Contrast-enhanced MR imaging may serve as the key to diagnosing myocarditis, an inflammatory heart condition that leads to chronic dilated cardiomyopathy in as many as one of every 10 patients and sudden death in some cases. A study presented at the SCMR meeting provided a strong argument for adopting the strategy to find and monitor the condition.

Contrast-enhanced MR imaging may serve as the key to diagnosing myocarditis, an inflammatory heart condition that leads to chronic dilated cardiomyopathy in as many as one of every 10 patients and sudden death in some cases. A study presented at the SCMR meeting provided a strong argument for adopting the strategy to find and monitor the condition.

"Contrast enhancement is a frequent finding in the clinical setting of myocarditis," said Dr. Heiko Mahrholdt, a cardiologist at Robert Bosch Medical Center in Stuttgart, Germany.

Mahrholdt described his group's experience with 32 patients who presented with symptoms suggesting myocarditis: flulike conditions experienced within two months of hospital admission, chest pain, shortness of breath, tachycardia, and an ECG pattern consistent with the presence of the disease. The study group comprised 26 men and six women. Results were published in the March issue of Circulation.

The ECG-gated, inversion-recovery cardiac MR protocol was performed five to 10 minutes after an infusion of 0.1 mmol/kg of gadolinium. Image acquisition covered the myocardium from apex to base in 6-mm slices. Procedures were completed in 20 to 30 minutes, and two blinded readers interpreted the results.

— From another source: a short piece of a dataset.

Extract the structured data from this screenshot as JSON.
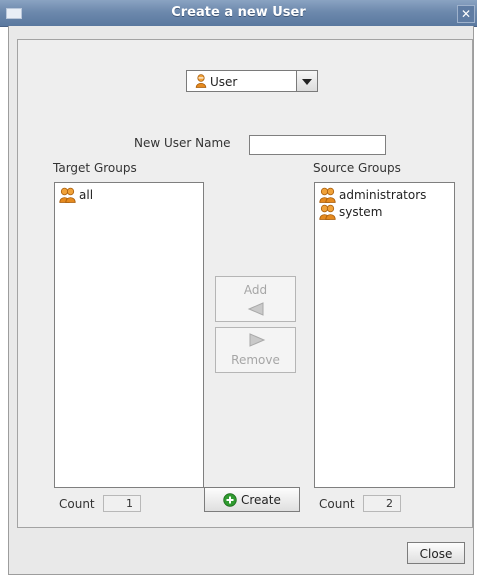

Contrast enhancement appeared in 28 of the 32 cases, Mahrholdt said. Readers observed patchy enhancement that most often appeared subepicardially in the lateral free wall. Of the 21 cases in which histological material had been harvested from the enhanced regions, 19 confirmed the diagnosis of myocarditis. The enhanced regions were rich in macrophages and lymphocytes indicative of myocardial damage. Contrast-enhanced areas decreased from an average 9% to 3% of left ventricular mass when MR imaging was repeated 12 weeks later. Mahrholdt associated this change with the shrinkage of scar that replaced the necrotic tissue during healing.